## Working data
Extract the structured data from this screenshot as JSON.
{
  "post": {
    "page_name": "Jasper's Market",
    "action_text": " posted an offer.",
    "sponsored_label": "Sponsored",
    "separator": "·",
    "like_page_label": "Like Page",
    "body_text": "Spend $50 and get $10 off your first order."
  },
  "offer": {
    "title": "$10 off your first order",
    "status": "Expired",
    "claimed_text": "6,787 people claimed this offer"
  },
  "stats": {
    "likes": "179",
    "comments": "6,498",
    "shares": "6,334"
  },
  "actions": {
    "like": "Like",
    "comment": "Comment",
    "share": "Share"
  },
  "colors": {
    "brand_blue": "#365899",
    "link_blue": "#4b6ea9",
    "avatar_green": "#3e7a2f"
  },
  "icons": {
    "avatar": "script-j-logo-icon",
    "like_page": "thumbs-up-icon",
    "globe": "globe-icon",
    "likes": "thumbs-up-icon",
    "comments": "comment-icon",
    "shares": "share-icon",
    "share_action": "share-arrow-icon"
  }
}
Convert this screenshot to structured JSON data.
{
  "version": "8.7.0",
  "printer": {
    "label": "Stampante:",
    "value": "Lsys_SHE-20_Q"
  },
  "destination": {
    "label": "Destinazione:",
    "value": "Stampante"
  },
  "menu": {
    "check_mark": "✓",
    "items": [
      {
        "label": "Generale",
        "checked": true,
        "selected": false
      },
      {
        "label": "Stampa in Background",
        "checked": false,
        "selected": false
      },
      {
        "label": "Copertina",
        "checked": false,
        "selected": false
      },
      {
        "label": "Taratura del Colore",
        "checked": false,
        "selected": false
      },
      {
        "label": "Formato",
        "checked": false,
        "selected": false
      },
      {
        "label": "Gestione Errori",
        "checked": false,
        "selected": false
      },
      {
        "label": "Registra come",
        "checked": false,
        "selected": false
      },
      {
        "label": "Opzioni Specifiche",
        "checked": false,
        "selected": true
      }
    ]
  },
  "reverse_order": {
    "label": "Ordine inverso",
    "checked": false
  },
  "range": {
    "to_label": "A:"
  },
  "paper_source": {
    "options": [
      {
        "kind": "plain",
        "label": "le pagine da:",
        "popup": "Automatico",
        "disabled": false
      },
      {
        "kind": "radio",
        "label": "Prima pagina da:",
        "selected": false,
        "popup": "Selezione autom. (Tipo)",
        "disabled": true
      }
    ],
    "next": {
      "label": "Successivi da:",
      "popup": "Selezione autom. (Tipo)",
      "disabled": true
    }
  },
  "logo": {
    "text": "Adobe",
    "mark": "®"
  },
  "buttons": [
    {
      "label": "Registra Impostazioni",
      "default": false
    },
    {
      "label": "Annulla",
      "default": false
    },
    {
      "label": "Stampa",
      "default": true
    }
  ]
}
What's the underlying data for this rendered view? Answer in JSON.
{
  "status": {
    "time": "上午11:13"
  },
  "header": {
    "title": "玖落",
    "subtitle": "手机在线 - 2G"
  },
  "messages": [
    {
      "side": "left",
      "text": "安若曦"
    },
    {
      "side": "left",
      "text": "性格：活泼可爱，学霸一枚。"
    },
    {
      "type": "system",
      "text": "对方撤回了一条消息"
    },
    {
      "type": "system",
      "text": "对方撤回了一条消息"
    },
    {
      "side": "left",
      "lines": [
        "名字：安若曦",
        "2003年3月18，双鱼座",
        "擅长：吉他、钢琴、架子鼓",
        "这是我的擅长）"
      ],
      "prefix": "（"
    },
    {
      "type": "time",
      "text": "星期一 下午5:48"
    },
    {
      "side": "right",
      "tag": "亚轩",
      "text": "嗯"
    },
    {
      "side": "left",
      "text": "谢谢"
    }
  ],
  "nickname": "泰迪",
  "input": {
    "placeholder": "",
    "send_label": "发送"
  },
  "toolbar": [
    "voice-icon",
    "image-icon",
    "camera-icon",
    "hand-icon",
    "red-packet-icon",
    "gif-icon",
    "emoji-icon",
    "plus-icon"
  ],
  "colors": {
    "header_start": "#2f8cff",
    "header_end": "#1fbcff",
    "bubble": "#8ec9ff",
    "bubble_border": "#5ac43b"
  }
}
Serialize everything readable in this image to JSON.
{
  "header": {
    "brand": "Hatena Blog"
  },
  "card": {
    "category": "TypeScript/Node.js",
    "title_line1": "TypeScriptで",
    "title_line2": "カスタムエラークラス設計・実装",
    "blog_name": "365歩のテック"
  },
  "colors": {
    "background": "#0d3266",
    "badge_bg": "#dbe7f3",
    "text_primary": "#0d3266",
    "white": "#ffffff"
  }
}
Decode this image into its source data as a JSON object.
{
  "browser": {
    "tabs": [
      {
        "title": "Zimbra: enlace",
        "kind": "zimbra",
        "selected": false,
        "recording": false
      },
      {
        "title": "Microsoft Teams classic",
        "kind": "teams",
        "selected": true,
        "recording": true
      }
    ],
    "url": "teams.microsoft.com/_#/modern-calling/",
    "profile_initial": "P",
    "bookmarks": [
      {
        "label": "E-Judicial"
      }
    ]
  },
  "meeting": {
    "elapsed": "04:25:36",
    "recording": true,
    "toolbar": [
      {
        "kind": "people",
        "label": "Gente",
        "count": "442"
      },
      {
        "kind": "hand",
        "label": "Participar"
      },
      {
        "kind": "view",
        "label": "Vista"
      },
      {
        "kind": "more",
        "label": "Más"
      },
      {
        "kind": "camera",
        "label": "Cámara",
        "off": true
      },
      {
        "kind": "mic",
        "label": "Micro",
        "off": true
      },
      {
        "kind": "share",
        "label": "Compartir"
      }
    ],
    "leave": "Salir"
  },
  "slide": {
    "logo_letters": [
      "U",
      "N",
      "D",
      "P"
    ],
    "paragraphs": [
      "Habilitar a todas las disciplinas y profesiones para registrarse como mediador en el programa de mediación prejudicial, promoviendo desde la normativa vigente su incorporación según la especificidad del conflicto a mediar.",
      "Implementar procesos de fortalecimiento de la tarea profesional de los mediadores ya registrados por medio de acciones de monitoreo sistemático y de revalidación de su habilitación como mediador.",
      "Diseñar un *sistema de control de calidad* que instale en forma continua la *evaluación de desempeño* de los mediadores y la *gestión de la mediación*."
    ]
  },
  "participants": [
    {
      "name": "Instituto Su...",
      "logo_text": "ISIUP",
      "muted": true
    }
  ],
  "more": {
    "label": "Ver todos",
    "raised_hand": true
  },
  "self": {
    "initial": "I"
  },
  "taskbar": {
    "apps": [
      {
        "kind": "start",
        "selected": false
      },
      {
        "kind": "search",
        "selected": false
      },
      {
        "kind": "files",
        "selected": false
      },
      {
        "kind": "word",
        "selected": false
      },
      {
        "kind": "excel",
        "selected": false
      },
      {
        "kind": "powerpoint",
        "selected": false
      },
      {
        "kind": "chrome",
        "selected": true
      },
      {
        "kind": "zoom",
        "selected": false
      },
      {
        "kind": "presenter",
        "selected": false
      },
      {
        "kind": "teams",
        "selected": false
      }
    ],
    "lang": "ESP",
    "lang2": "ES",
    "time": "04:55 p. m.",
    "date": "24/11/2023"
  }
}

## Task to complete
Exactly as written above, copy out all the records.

## Result below
Extract the structured data from this screenshot as JSON.
{
  "post": {
    "page_name": "Jasper's Market",
    "action_text": " posted an offer.",
    "sponsored_label": "Sponsored",
    "separator": "·",
    "like_page_label": "Like Page",
    "body_text": "Spend $50 and get $10 off your first order."
  },
  "offer": {
    "title": "$10 off your first order",
    "status": "Expired",
    "claimed_text": "6,787 people claimed this offer"
  },
  "stats": {
    "likes": "179",
    "comments": "6,498",
    "shares": "6,334"
  },
  "actions": {
    "like": "Like",
    "comment": "Comment",
    "share": "Share"
  },
  "colors": {
    "brand_blue": "#365899",
    "link_blue": "#4b6ea9",
    "avatar_green": "#3e7a2f"
  },
  "icons": {
    "avatar": "script-j-logo-icon",
    "like_page": "thumbs-up-icon",
    "globe": "globe-icon",
    "likes": "thumbs-up-icon",
    "comments": "comment-icon",
    "shares": "share-icon",
    "share_action": "share-arrow-icon"
  }
}
Convert this screenshot to structured JSON data.
{
  "version": "8.7.0",
  "printer": {
    "label": "Stampante:",
    "value": "Lsys_SHE-20_Q"
  },
  "destination": {
    "label": "Destinazione:",
    "value": "Stampante"
  },
  "menu": {
    "check_mark": "✓",
    "items": [
      {
        "label": "Generale",
        "checked": true,
        "selected": false
      },
      {
        "label": "Stampa in Background",
        "checked": false,
        "selected": false
      },
      {
        "label": "Copertina",
        "checked": false,
        "selected": false
      },
      {
        "label": "Taratura del Colore",
        "checked": false,
        "selected": false
      },
      {
        "label": "Formato",
        "checked": false,
        "selected": false
      },
      {
        "label": "Gestione Errori",
        "checked": false,
        "selected": false
      },
      {
        "label": "Registra come",
        "checked": false,
        "selected": false
      },
      {
        "label": "Opzioni Specifiche",
        "checked": false,
        "selected": true
      }
    ]
  },
  "reverse_order": {
    "label": "Ordine inverso",
    "checked": false
  },
  "range": {
    "to_label": "A:"
  },
  "paper_source": {
    "options": [
      {
        "kind": "plain",
        "label": "le pagine da:",
        "popup": "Automatico",
        "disabled": false
      },
      {
        "kind": "radio",
        "label": "Prima pagina da:",
        "selected": false,
        "popup": "Selezione autom. (Tipo)",
        "disabled": true
      }
    ],
    "next": {
      "label": "Successivi da:",
      "popup": "Selezione autom. (Tipo)",
      "disabled": true
    }
  },
  "logo": {
    "text": "Adobe",
    "mark": "®"
  },
  "buttons": [
    {
      "label": "Registra Impostazioni",
      "default": false
    },
    {
      "label": "Annulla",
      "default": false
    },
    {
      "label": "Stampa",
      "default": true
    }
  ]
}
What's the underlying data for this rendered view? Answer in JSON.
{
  "status": {
    "time": "上午11:13"
  },
  "header": {
    "title": "玖落",
    "subtitle": "手机在线 - 2G"
  },
  "messages": [
    {
      "side": "left",
      "text": "安若曦"
    },
    {
      "side": "left",
      "text": "性格：活泼可爱，学霸一枚。"
    },
    {
      "type": "system",
      "text": "对方撤回了一条消息"
    },
    {
      "type": "system",
      "text": "对方撤回了一条消息"
    },
    {
      "side": "left",
      "lines": [
        "名字：安若曦",
        "2003年3月18，双鱼座",
        "擅长：吉他、钢琴、架子鼓",
        "这是我的擅长）"
      ],
      "prefix": "（"
    },
    {
      "type": "time",
      "text": "星期一 下午5:48"
    },
    {
      "side": "right",
      "tag": "亚轩",
      "text": "嗯"
    },
    {
      "side": "left",
      "text": "谢谢"
    }
  ],
  "nickname": "泰迪",
  "input": {
    "placeholder": "",
    "send_label": "发送"
  },
  "toolbar": [
    "voice-icon",
    "image-icon",
    "camera-icon",
    "hand-icon",
    "red-packet-icon",
    "gif-icon",
    "emoji-icon",
    "plus-icon"
  ],
  "colors": {
    "header_start": "#2f8cff",
    "header_end": "#1fbcff",
    "bubble": "#8ec9ff",
    "bubble_border": "#5ac43b"
  }
}
Serialize everything readable in this image to JSON.
{
  "header": {
    "brand": "Hatena Blog"
  },
  "card": {
    "category": "TypeScript/Node.js",
    "title_line1": "TypeScriptで",
    "title_line2": "カスタムエラークラス設計・実装",
    "blog_name": "365歩のテック"
  },
  "colors": {
    "background": "#0d3266",
    "badge_bg": "#dbe7f3",
    "text_primary": "#0d3266",
    "white": "#ffffff"
  }
}
Decode this image into its source data as a JSON object.
{
  "browser": {
    "tabs": [
      {
        "title": "Zimbra: enlace",
        "kind": "zimbra",
        "selected": false,
        "recording": false
      },
      {
        "title": "Microsoft Teams classic",
        "kind": "teams",
        "selected": true,
        "recording": true
      }
    ],
    "url": "teams.microsoft.com/_#/modern-calling/",
    "profile_initial": "P",
    "bookmarks": [
      {
        "label": "E-Judicial"
      }
    ]
  },
  "meeting": {
    "elapsed": "04:25:36",
    "recording": true,
    "toolbar": [
      {
        "kind": "people",
        "label": "Gente",
        "count": "442"
      },
      {
        "kind": "hand",
        "label": "Participar"
      },
      {
        "kind": "view",
        "label": "Vista"
      },
      {
        "kind": "more",
        "label": "Más"
      },
      {
        "kind": "camera",
        "label": "Cámara",
        "off": true
      },
      {
        "kind": "mic",
        "label": "Micro",
        "off": true
      },
      {
        "kind": "share",
        "label": "Compartir"
      }
    ],
    "leave": "Salir"
  },
  "slide": {
    "logo_letters": [
      "U",
      "N",
      "D",
      "P"
    ],
    "paragraphs": [
      "Habilitar a todas las disciplinas y profesiones para registrarse como mediador en el programa de mediación prejudicial, promoviendo desde la normativa vigente su incorporación según la especificidad del conflicto a mediar.",
      "Implementar procesos de fortalecimiento de la tarea profesional de los mediadores ya registrados por medio de acciones de monitoreo sistemático y de revalidación de su habilitación como mediador.",
      "Diseñar un *sistema de control de calidad* que instale en forma continua la *evaluación de desempeño* de los mediadores y la *gestión de la mediación*."
    ]
  },
  "participants": [
    {
      "name": "Instituto Su...",
      "logo_text": "ISIUP",
      "muted": true
    }
  ],
  "more": {
    "label": "Ver todos",
    "raised_hand": true
  },
  "self": {
    "initial": "I"
  },
  "taskbar": {
    "apps": [
      {
        "kind": "start",
        "selected": false
      },
      {
        "kind": "search",
        "selected": false
      },
      {
        "kind": "files",
        "selected": false
      },
      {
        "kind": "word",
        "selected": false
      },
      {
        "kind": "excel",
        "selected": false
      },
      {
        "kind": "powerpoint",
        "selected": false
      },
      {
        "kind": "chrome",
        "selected": true
      },
      {
        "kind": "zoom",
        "selected": false
      },
      {
        "kind": "presenter",
        "selected": false
      },
      {
        "kind": "teams",
        "selected": false
      }
    ],
    "lang": "ESP",
    "lang2": "ES",
    "time": "04:55 p. m.",
    "date": "24/11/2023"
  }
}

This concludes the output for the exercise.